afford free passage to masses (such as the planets, &c.) and molecules of matter, at high speeds, without impediment. Second, this quality renders the ether mechanically well adapted as a means for the general interchange of motion between masses and molecules of matter at a distance from each other, it being an admitted principle of mechanics that for the free interchange of motion, or for the production of any distant effect, lightness in the intervening mechanism is the essential point.
II. Extreme Minuteness of the Ether Particles. — This physical quality is absolutely necessary to enable the ether to penetrate with freedom the molecular interstices of matter. Second, this minuteness of the component particles, or extreme state of sub- division of the matter forming the ether, by multiplying the number of the particles, and thereby bringing them into close
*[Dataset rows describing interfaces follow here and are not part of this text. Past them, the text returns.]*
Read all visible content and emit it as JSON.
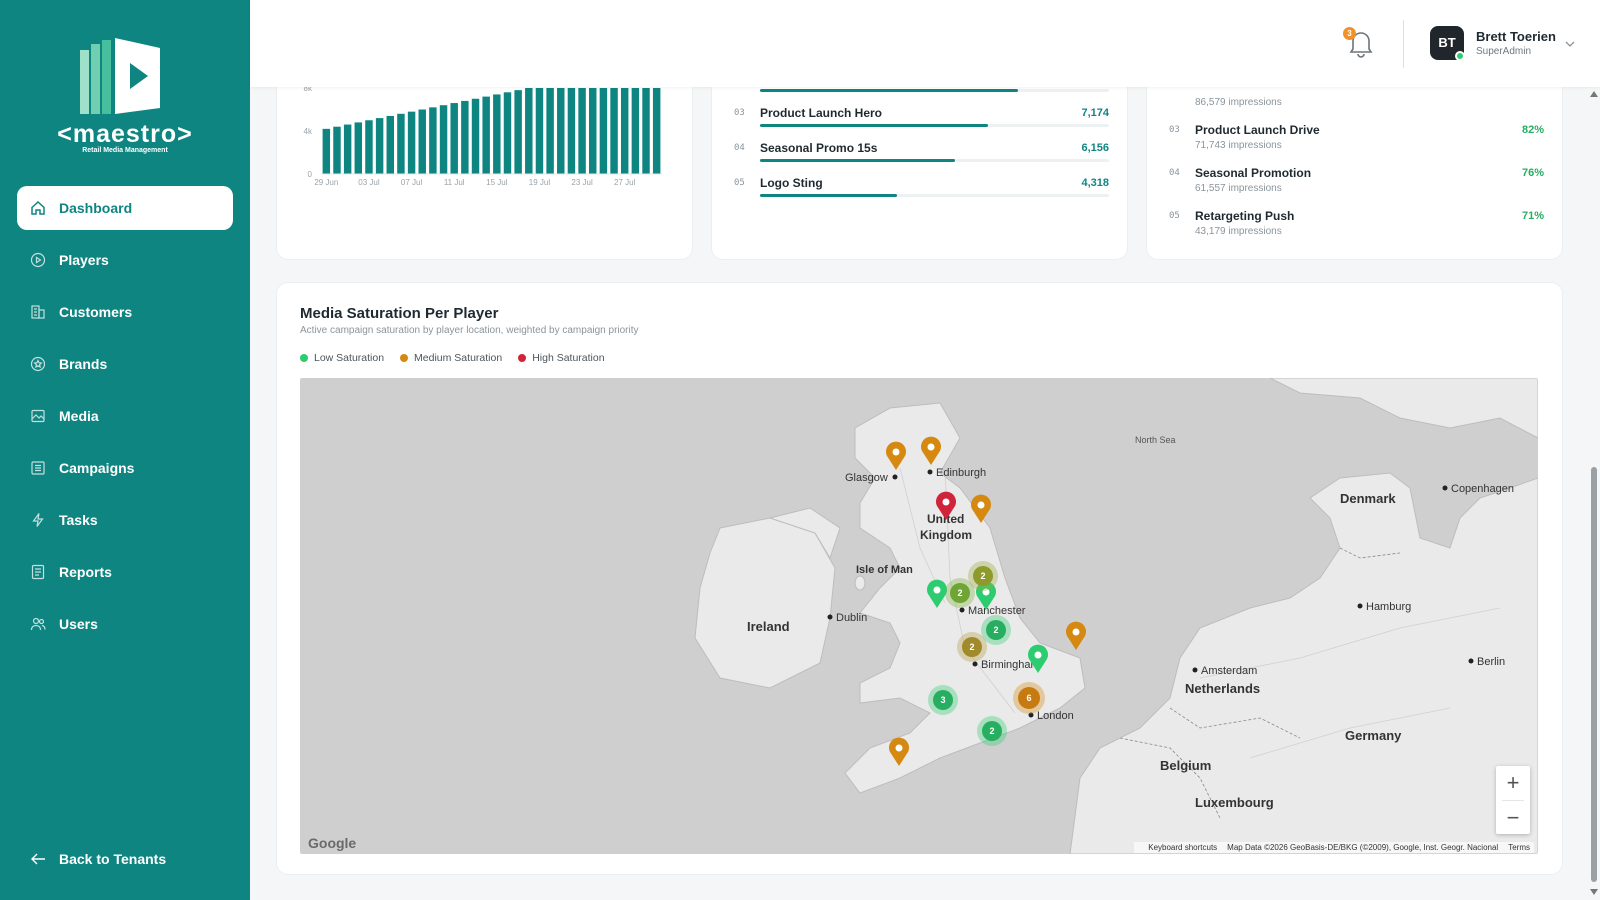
{
  "app": {
    "brand_name": "<maestro>",
    "brand_tagline": "Retail Media Management"
  },
  "sidebar": {
    "items": [
      {
        "label": "Dashboard",
        "icon": "home-icon",
        "active": true
      },
      {
        "label": "Players",
        "icon": "play-circle-icon",
        "active": false
      },
      {
        "label": "Customers",
        "icon": "building-icon",
        "active": false
      },
      {
        "label": "Brands",
        "icon": "star-circle-icon",
        "active": false
      },
      {
        "label": "Media",
        "icon": "image-icon",
        "active": false
      },
      {
        "label": "Campaigns",
        "icon": "list-icon",
        "active": false
      },
      {
        "label": "Tasks",
        "icon": "bolt-icon",
        "active": false
      },
      {
        "label": "Reports",
        "icon": "report-icon",
        "active": false
      },
      {
        "label": "Users",
        "icon": "users-icon",
        "active": false
      }
    ],
    "back_label": "Back to Tenants"
  },
  "header": {
    "notification_count": "3",
    "user_initials": "BT",
    "user_name": "Brett Toerien",
    "user_role": "SuperAdmin"
  },
  "chart_data": {
    "type": "bar",
    "color": "#0f8582",
    "y_ticks": [
      "0",
      "4k",
      "8k"
    ],
    "ylim": [
      0,
      8000
    ],
    "x_tick_labels": [
      "29 Jun",
      "03 Jul",
      "07 Jul",
      "11 Jul",
      "15 Jul",
      "19 Jul",
      "23 Jul",
      "27 Jul"
    ],
    "values": [
      4200,
      4400,
      4600,
      4800,
      5000,
      5200,
      5400,
      5600,
      5800,
      6000,
      6200,
      6400,
      6600,
      6800,
      7000,
      7200,
      7400,
      7600,
      7800,
      8000,
      8000,
      8000,
      8000,
      8000,
      8000,
      8000,
      8000,
      8000,
      8000,
      8000,
      8000,
      8000
    ]
  },
  "top_media": {
    "max": 10000,
    "partial_top_fill": 0.74,
    "rows": [
      {
        "rank": "03",
        "name": "Product Launch Hero",
        "value": "7,174",
        "fill": 0.652
      },
      {
        "rank": "04",
        "name": "Seasonal Promo 15s",
        "value": "6,156",
        "fill": 0.56
      },
      {
        "rank": "05",
        "name": "Logo Sting",
        "value": "4,318",
        "fill": 0.392
      }
    ]
  },
  "top_campaigns": {
    "partial_top_sub": "86,579 impressions",
    "rows": [
      {
        "rank": "03",
        "name": "Product Launch Drive",
        "sub": "71,743 impressions",
        "pct": "82%"
      },
      {
        "rank": "04",
        "name": "Seasonal Promotion",
        "sub": "61,557 impressions",
        "pct": "76%"
      },
      {
        "rank": "05",
        "name": "Retargeting Push",
        "sub": "43,179 impressions",
        "pct": "71%"
      }
    ]
  },
  "map_section": {
    "title": "Media Saturation Per Player",
    "subtitle": "Active campaign saturation by player location, weighted by campaign priority",
    "legend": [
      {
        "label": "Low Saturation",
        "color": "#2ecc71"
      },
      {
        "label": "Medium Saturation",
        "color": "#d68910"
      },
      {
        "label": "High Saturation",
        "color": "#d0243a"
      }
    ],
    "labels": {
      "north_sea": "North Sea",
      "denmark": "Denmark",
      "copenhagen": "Copenhagen",
      "glasgow": "Glasgow",
      "edinburgh": "Edinburgh",
      "united": "United",
      "kingdom": "Kingdom",
      "isle_of_man": "Isle of Man",
      "ireland": "Ireland",
      "dublin": "Dublin",
      "manchester": "Manchester",
      "birmingham": "Birmingham",
      "london": "London",
      "hamburg": "Hamburg",
      "amsterdam": "Amsterdam",
      "netherlands": "Netherlands",
      "berlin": "Berlin",
      "germany": "Germany",
      "belgium": "Belgium",
      "luxembourg": "Luxembourg"
    },
    "clusters": [
      "2",
      "2",
      "2",
      "2",
      "3",
      "6",
      "2"
    ],
    "zoom_in": "+",
    "zoom_out": "−",
    "google": "Google",
    "attribution": {
      "shortcuts": "Keyboard shortcuts",
      "data": "Map Data ©2026 GeoBasis-DE/BKG (©2009), Google, Inst. Geogr. Nacional",
      "terms": "Terms"
    }
  }
}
Proximity, is the necessary quality to render the pressure exerted y the ether upon the molecules of matter steady and uniform. Third, this minuteness of the component particles, or extremely subdivided state, is the necessary condition to render a high normal speed for the particles practicable, without disturbing effects.
III. High Normal Speed of Component Particles. — This physical quality is absolutely essential to constitute a powerful dynamic agent, for without this high speed dynamic effects of a high intensity cannot be produced. Second, this high normal speed of the particles is the sole condition on which the loss of motion sustained by the ether can be replenished with that degree of speed which is essential to render a continuous dynamic effect of a high intensity possible to the ether. Third, this high speed of the component particles is the sole quality by which the loss of motion sustained by the ether in producing a given dynamic effect can be subdivided or distributed over a large volume of the ether, whereby a notable local disturbance of the equilibrium of the ether is prevented. Fourth, this quality is essential for the rapid interchange of motion between masses and molecules of matter at a distance from each other, the rapidity of intercommunication or exchange of motion being strictly limited by the normal speed of the particles of the intervening agent. Fifth, this high speed of the component particles is necessary to render possible the existence of a store of energy of a high value, without the encumbrance of a large quantity of matter in space. Sixth, the high normal velocity of the ether particles is the necessary mechanical condition to enable an intense pressure to be exerted by the ether upon the molecules of matter, without the movements of these molecules and masses being obstructed by the agent exerting the pressure. For, in the first place, by this high speed of the component particles an intense pressure is attainable (more especially as the pressure rises as the square of the speed) without the necessity for the agent being dense, by which the free passage
of masses of matter through the agent would be obstructed. In the second place, the high speed of the component particles enables masses of matter to pass through the agent with the least disturbance of its equilibrium, or with a minimum of resistance from this cause, the agent becoming almost impalpable; the exertion of an intense pressure by the agent being itself the necessary condition to render the agent adapted to control forcibly the molecules of matter in stable equilibrium, as exhibited in the general phenomena of "cohesion" or the aggregation of the molecules of matter generally.
The above may serve as a general summary of the special physical qualities of the ether; and it may be noted that if the attempt were made beforehand, as a mechanical problem or speculation, to devise or scheme out what special physical qualities an agent should possess in order to be mechanically fitted to produce the varied physical effects of the character observed, then the scheme of the ether would be found to constitute the only possible solution of which the mechanical problem admits; or the ether may be contemplated as a piece of mechanism specially adapted to its work.